* Task brief *
Copy each entry below exactly. No images.

──────

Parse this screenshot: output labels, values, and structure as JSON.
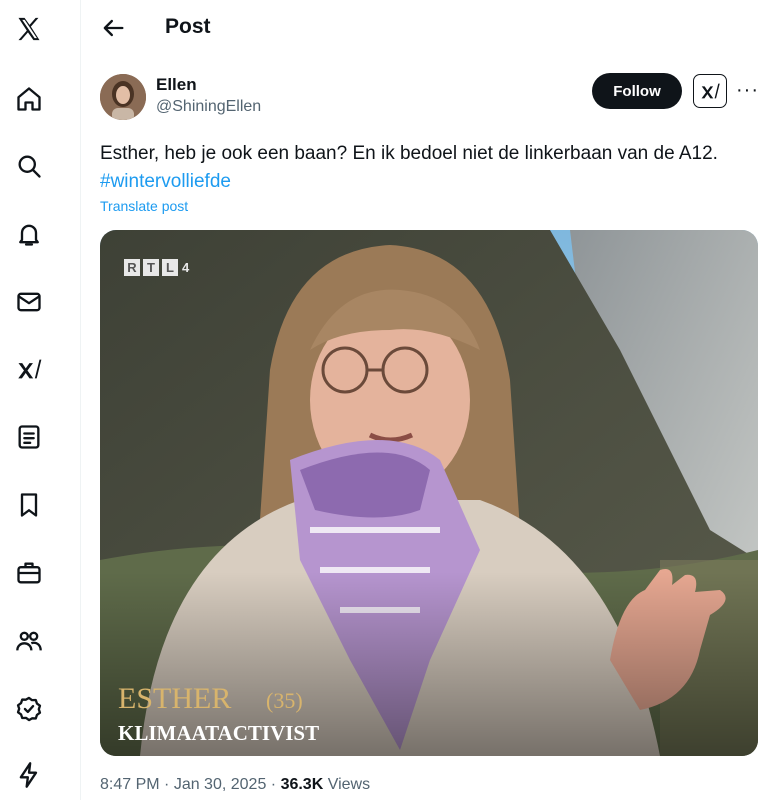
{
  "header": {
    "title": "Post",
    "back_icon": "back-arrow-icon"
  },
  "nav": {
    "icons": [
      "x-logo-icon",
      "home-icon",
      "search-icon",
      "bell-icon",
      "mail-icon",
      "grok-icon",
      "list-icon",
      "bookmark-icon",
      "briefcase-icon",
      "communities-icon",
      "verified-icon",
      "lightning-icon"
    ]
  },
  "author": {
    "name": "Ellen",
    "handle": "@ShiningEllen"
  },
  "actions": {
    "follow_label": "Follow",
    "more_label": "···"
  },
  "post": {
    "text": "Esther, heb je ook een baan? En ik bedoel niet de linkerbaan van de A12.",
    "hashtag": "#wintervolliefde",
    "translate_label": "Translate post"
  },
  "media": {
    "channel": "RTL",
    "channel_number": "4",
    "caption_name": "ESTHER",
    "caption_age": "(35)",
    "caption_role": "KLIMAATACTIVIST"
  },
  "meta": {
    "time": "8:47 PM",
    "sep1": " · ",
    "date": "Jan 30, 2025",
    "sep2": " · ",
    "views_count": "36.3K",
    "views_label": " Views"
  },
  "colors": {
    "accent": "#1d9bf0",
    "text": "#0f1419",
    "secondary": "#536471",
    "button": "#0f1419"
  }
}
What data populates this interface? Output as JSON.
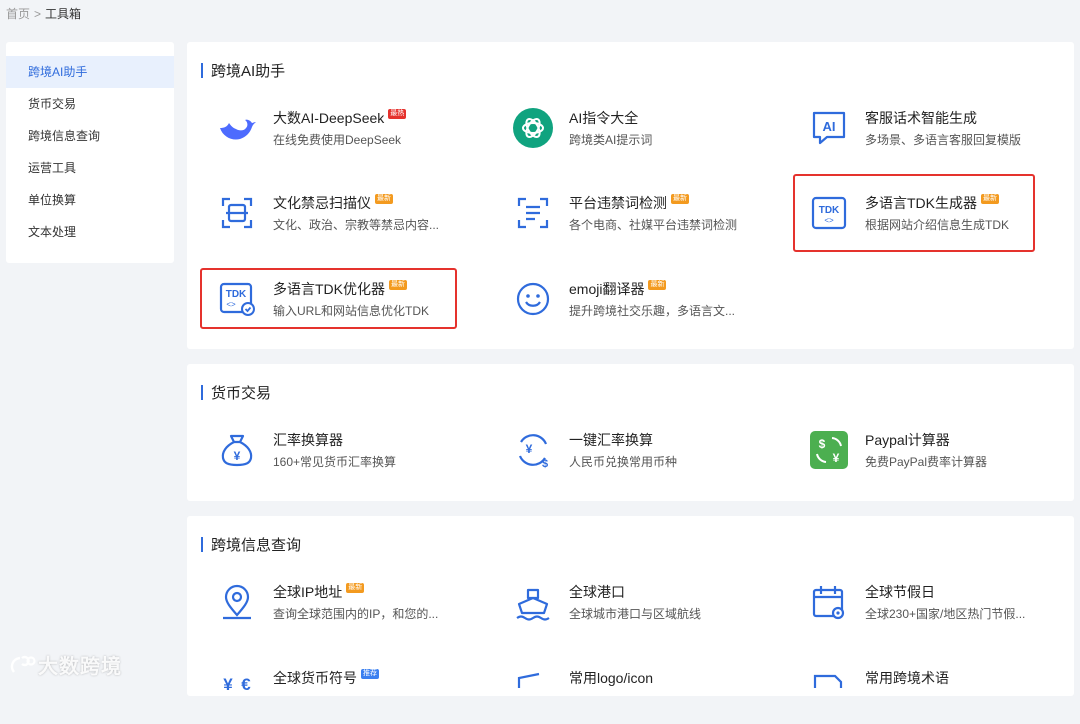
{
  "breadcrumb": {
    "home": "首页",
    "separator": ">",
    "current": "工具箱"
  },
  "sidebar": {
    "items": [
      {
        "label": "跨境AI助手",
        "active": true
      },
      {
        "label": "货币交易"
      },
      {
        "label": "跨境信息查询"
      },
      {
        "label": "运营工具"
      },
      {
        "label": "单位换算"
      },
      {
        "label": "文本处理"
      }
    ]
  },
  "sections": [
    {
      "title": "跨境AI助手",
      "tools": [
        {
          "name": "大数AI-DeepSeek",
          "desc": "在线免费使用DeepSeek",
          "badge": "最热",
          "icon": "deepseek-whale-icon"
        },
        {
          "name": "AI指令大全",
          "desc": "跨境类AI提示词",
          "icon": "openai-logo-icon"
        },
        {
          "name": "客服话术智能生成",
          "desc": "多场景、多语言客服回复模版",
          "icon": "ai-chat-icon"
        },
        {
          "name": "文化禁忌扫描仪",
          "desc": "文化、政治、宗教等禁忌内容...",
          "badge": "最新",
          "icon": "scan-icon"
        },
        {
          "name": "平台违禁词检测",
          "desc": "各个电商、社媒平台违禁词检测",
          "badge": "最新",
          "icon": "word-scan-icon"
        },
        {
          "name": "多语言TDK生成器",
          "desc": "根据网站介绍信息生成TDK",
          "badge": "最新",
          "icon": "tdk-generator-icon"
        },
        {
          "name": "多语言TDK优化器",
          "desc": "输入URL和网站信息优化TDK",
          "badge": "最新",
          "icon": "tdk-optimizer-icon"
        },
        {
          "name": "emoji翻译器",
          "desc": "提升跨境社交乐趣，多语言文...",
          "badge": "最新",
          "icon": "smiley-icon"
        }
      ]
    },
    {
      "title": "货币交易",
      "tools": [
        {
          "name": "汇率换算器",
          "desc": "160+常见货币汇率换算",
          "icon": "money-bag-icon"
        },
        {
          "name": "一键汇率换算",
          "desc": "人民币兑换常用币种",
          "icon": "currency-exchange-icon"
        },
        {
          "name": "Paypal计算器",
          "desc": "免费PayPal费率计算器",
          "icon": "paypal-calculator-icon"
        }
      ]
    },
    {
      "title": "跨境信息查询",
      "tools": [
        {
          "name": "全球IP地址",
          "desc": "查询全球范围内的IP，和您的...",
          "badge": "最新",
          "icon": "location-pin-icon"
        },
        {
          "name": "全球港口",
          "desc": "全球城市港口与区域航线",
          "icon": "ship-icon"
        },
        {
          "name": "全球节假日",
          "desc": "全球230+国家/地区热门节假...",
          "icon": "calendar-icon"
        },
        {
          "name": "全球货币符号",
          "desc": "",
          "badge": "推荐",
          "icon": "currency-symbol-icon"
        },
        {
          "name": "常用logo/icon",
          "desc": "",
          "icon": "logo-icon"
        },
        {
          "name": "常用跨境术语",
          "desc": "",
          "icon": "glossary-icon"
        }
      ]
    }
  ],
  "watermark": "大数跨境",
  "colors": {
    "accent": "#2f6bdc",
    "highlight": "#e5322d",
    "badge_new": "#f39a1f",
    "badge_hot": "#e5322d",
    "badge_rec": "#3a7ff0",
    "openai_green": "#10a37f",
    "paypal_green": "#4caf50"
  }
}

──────

* The answer *
Parse this screenshot: output labels, values, and structure as JSON.
{
  "header": {
    "title": "Post",
    "back_icon": "back-arrow-icon"
  },
  "nav": {
    "icons": [
      "x-logo-icon",
      "home-icon",
      "search-icon",
      "bell-icon",
      "mail-icon",
      "grok-icon",
      "list-icon",
      "bookmark-icon",
      "briefcase-icon",
      "communities-icon",
      "verified-icon",
      "lightning-icon"
    ]
  },
  "author": {
    "name": "Ellen",
    "handle": "@ShiningEllen"
  },
  "actions": {
    "follow_label": "Follow",
    "more_label": "···"
  },
  "post": {
    "text": "Esther, heb je ook een baan? En ik bedoel niet de linkerbaan van de A12.",
    "hashtag": "#wintervolliefde",
    "translate_label": "Translate post"
  },
  "media": {
    "channel": "RTL",
    "channel_number": "4",
    "caption_name": "ESTHER",
    "caption_age": "(35)",
    "caption_role": "KLIMAATACTIVIST"
  },
  "meta": {
    "time": "8:47 PM",
    "sep1": " · ",
    "date": "Jan 30, 2025",
    "sep2": " · ",
    "views_count": "36.3K",
    "views_label": " Views"
  },
  "colors": {
    "accent": "#1d9bf0",
    "text": "#0f1419",
    "secondary": "#536471",
    "button": "#0f1419"
  }
}
What data populates this interface? Output as JSON.
{
  "breadcrumb": {
    "home": "首页",
    "separator": ">",
    "current": "工具箱"
  },
  "sidebar": {
    "items": [
      {
        "label": "跨境AI助手",
        "active": true
      },
      {
        "label": "货币交易"
      },
      {
        "label": "跨境信息查询"
      },
      {
        "label": "运营工具"
      },
      {
        "label": "单位换算"
      },
      {
        "label": "文本处理"
      }
    ]
  },
  "sections": [
    {
      "title": "跨境AI助手",
      "tools": [
        {
          "name": "大数AI-DeepSeek",
          "desc": "在线免费使用DeepSeek",
          "badge": "最热",
          "icon": "deepseek-whale-icon"
        },
        {
          "name": "AI指令大全",
          "desc": "跨境类AI提示词",
          "icon": "openai-logo-icon"
        },
        {
          "name": "客服话术智能生成",
          "desc": "多场景、多语言客服回复模版",
          "icon": "ai-chat-icon"
        },
        {
          "name": "文化禁忌扫描仪",
          "desc": "文化、政治、宗教等禁忌内容...",
          "badge": "最新",
          "icon": "scan-icon"
        },
        {
          "name": "平台违禁词检测",
          "desc": "各个电商、社媒平台违禁词检测",
          "badge": "最新",
          "icon": "word-scan-icon"
        },
        {
          "name": "多语言TDK生成器",
          "desc": "根据网站介绍信息生成TDK",
          "badge": "最新",
          "icon": "tdk-generator-icon"
        },
        {
          "name": "多语言TDK优化器",
          "desc": "输入URL和网站信息优化TDK",
          "badge": "最新",
          "icon": "tdk-optimizer-icon"
        },
        {
          "name": "emoji翻译器",
          "desc": "提升跨境社交乐趣，多语言文...",
          "badge": "最新",
          "icon": "smiley-icon"
        }
      ]
    },
    {
      "title": "货币交易",
      "tools": [
        {
          "name": "汇率换算器",
          "desc": "160+常见货币汇率换算",
          "icon": "money-bag-icon"
        },
        {
          "name": "一键汇率换算",
          "desc": "人民币兑换常用币种",
          "icon": "currency-exchange-icon"
        },
        {
          "name": "Paypal计算器",
          "desc": "免费PayPal费率计算器",
          "icon": "paypal-calculator-icon"
        }
      ]
    },
    {
      "title": "跨境信息查询",
      "tools": [
        {
          "name": "全球IP地址",
          "desc": "查询全球范围内的IP，和您的...",
          "badge": "最新",
          "icon": "location-pin-icon"
        },
        {
          "name": "全球港口",
          "desc": "全球城市港口与区域航线",
          "icon": "ship-icon"
        },
        {
          "name": "全球节假日",
          "desc": "全球230+国家/地区热门节假...",
          "icon": "calendar-icon"
        },
        {
          "name": "全球货币符号",
          "desc": "",
          "badge": "推荐",
          "icon": "currency-symbol-icon"
        },
        {
          "name": "常用logo/icon",
          "desc": "",
          "icon": "logo-icon"
        },
        {
          "name": "常用跨境术语",
          "desc": "",
          "icon": "glossary-icon"
        }
      ]
    }
  ],
  "watermark": "大数跨境",
  "colors": {
    "accent": "#2f6bdc",
    "highlight": "#e5322d",
    "badge_new": "#f39a1f",
    "badge_hot": "#e5322d",
    "badge_rec": "#3a7ff0",
    "openai_green": "#10a37f",
    "paypal_green": "#4caf50"
  }
}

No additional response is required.